The kind of effort that led to the creation of the Pacific War Museum in Fredericksburg, now a major visitor attraction, would allow San Antonio to tell an important story that is currently told in bits and pieces in different places with highly limited access. It’s the kind of big project that might be undertaken in connection with next year’s Tricentennial celebrations, or afterwards.
Right now, a number of people involved in the planning of the city’s 300th anniversary believe the Tricentennial Commission is woefully underfunded. They don’t necessarily want to speak out, but privately they share the view that the official calendar lacks the kind of transcendental events that will make the 300th celebrations attract world visitors and live on afterward in memory.
Perhaps the Tricentennial mission should be expanded to more than a commemoration of the city’s 300 years.
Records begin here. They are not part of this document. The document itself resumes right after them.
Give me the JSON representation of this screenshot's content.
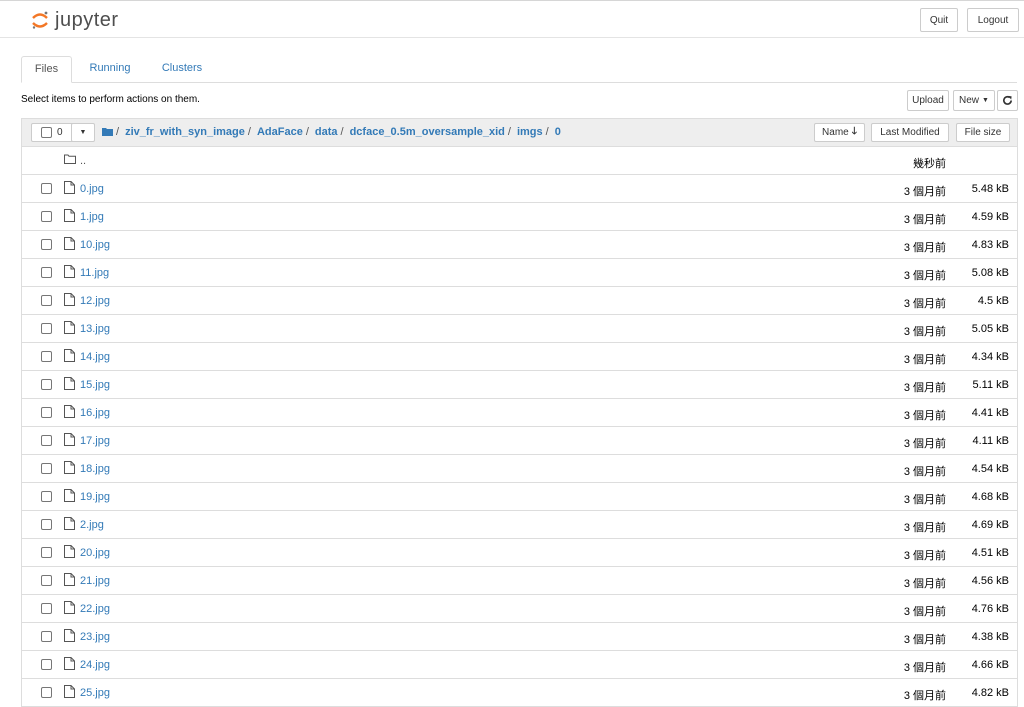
{
  "app": {
    "logo_text": "jupyter"
  },
  "header": {
    "quit_label": "Quit",
    "logout_label": "Logout"
  },
  "tabs": [
    {
      "label": "Files"
    },
    {
      "label": "Running"
    },
    {
      "label": "Clusters"
    }
  ],
  "toolbar": {
    "hint": "Select items to perform actions on them.",
    "upload_label": "Upload",
    "new_label": "New",
    "refresh_icon": "refresh-icon"
  },
  "list_header": {
    "selected_count": "0",
    "breadcrumb": [
      "ziv_fr_with_syn_image",
      "AdaFace",
      "data",
      "dcface_0.5m_oversample_xid",
      "imgs",
      "0"
    ],
    "sort_name_label": "Name",
    "sort_modified_label": "Last Modified",
    "sort_size_label": "File size"
  },
  "parent_row": {
    "name": "..",
    "modified": "幾秒前"
  },
  "files": [
    {
      "name": "0.jpg",
      "modified": "3 個月前",
      "size": "5.48 kB"
    },
    {
      "name": "1.jpg",
      "modified": "3 個月前",
      "size": "4.59 kB"
    },
    {
      "name": "10.jpg",
      "modified": "3 個月前",
      "size": "4.83 kB"
    },
    {
      "name": "11.jpg",
      "modified": "3 個月前",
      "size": "5.08 kB"
    },
    {
      "name": "12.jpg",
      "modified": "3 個月前",
      "size": "4.5 kB"
    },
    {
      "name": "13.jpg",
      "modified": "3 個月前",
      "size": "5.05 kB"
    },
    {
      "name": "14.jpg",
      "modified": "3 個月前",
      "size": "4.34 kB"
    },
    {
      "name": "15.jpg",
      "modified": "3 個月前",
      "size": "5.11 kB"
    },
    {
      "name": "16.jpg",
      "modified": "3 個月前",
      "size": "4.41 kB"
    },
    {
      "name": "17.jpg",
      "modified": "3 個月前",
      "size": "4.11 kB"
    },
    {
      "name": "18.jpg",
      "modified": "3 個月前",
      "size": "4.54 kB"
    },
    {
      "name": "19.jpg",
      "modified": "3 個月前",
      "size": "4.68 kB"
    },
    {
      "name": "2.jpg",
      "modified": "3 個月前",
      "size": "4.69 kB"
    },
    {
      "name": "20.jpg",
      "modified": "3 個月前",
      "size": "4.51 kB"
    },
    {
      "name": "21.jpg",
      "modified": "3 個月前",
      "size": "4.56 kB"
    },
    {
      "name": "22.jpg",
      "modified": "3 個月前",
      "size": "4.76 kB"
    },
    {
      "name": "23.jpg",
      "modified": "3 個月前",
      "size": "4.38 kB"
    },
    {
      "name": "24.jpg",
      "modified": "3 個月前",
      "size": "4.66 kB"
    },
    {
      "name": "25.jpg",
      "modified": "3 個月前",
      "size": "4.82 kB"
    }
  ],
  "colors": {
    "link": "#337ab7",
    "logo_orange": "#f37726",
    "header_bg": "#eeeeee"
  }
}
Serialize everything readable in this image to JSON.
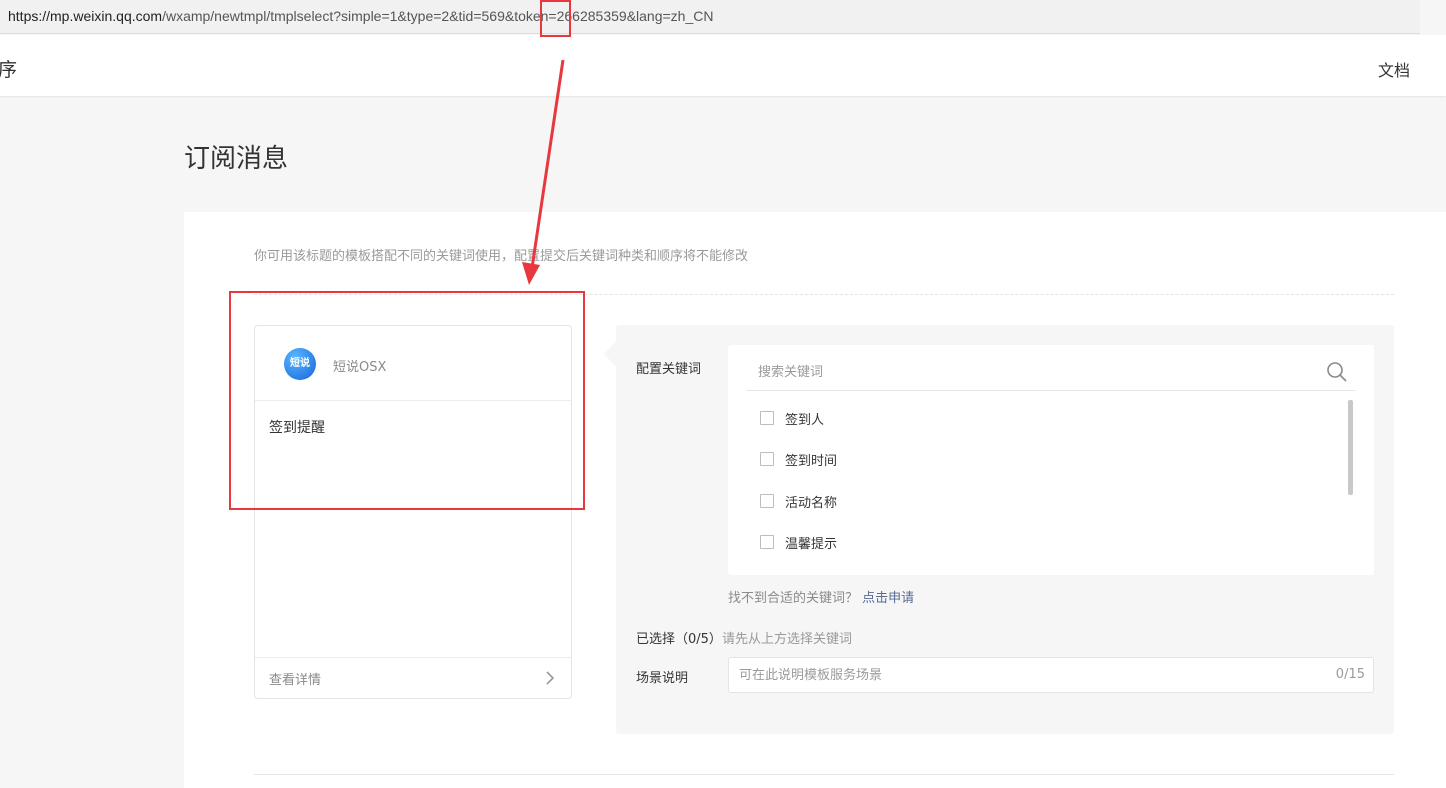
{
  "browser": {
    "url_host": "https://mp.weixin.qq.com",
    "url_path": "/wxamp/newtmpl/tmplselect?simple=1&type=2&tid=569&token=266285359&lang=zh_CN"
  },
  "nav": {
    "left_fragment": "序",
    "docs": "文档"
  },
  "page": {
    "title": "订阅消息",
    "hint": "你可用该标题的模板搭配不同的关键词使用，配置提交后关键词种类和顺序将不能修改"
  },
  "preview": {
    "avatar_text": "短说",
    "app_name": "短说OSX",
    "template_title": "签到提醒",
    "detail": "查看详情"
  },
  "config": {
    "keywords_label": "配置关键词",
    "search_placeholder": "搜索关键词",
    "keywords": [
      {
        "label": "签到人",
        "checked": false
      },
      {
        "label": "签到时间",
        "checked": false
      },
      {
        "label": "活动名称",
        "checked": false
      },
      {
        "label": "温馨提示",
        "checked": false
      }
    ],
    "not_found": "找不到合适的关键词？",
    "apply": "点击申请",
    "selected": "已选择（0/5）",
    "selected_tip": "请先从上方选择关键词",
    "scene_label": "场景说明",
    "scene_placeholder": "可在此说明模板服务场景",
    "scene_counter": "0/15"
  },
  "annotation_color": "#e8383d"
}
A permanent museum telling the military story, which is really the city’s story, would be an enduring landmark, one that would beckon visitors long after the year’s fleeting celebrations end.
Accessing Lackland Air Force Base and Fort Sam Houston
The Heritage Air Museum at Lackland AFB and the Fort Sam Houston Museum are open to the public on a limited basis. Both military facilities are restricted for individuals and groups lacking Department of Defense credentials.
Individuals and tour groups seeking access to Lackland AFB must go through the Public Affairs office (210-671-2128 ext. 3136) for advance permission to arrange tours. The Heritage Air Museum Curator at 210-671-3055 also can help. Do not expect same-day access.
Access to Fort Sam Houston is more restricted. There are at least two current gates at the post with visitor centers where individuals and groups can check in and show a valid photo ID to secure a pass to visit the museum. For gate questions and hours of operation, call 210-221-9205 or click here.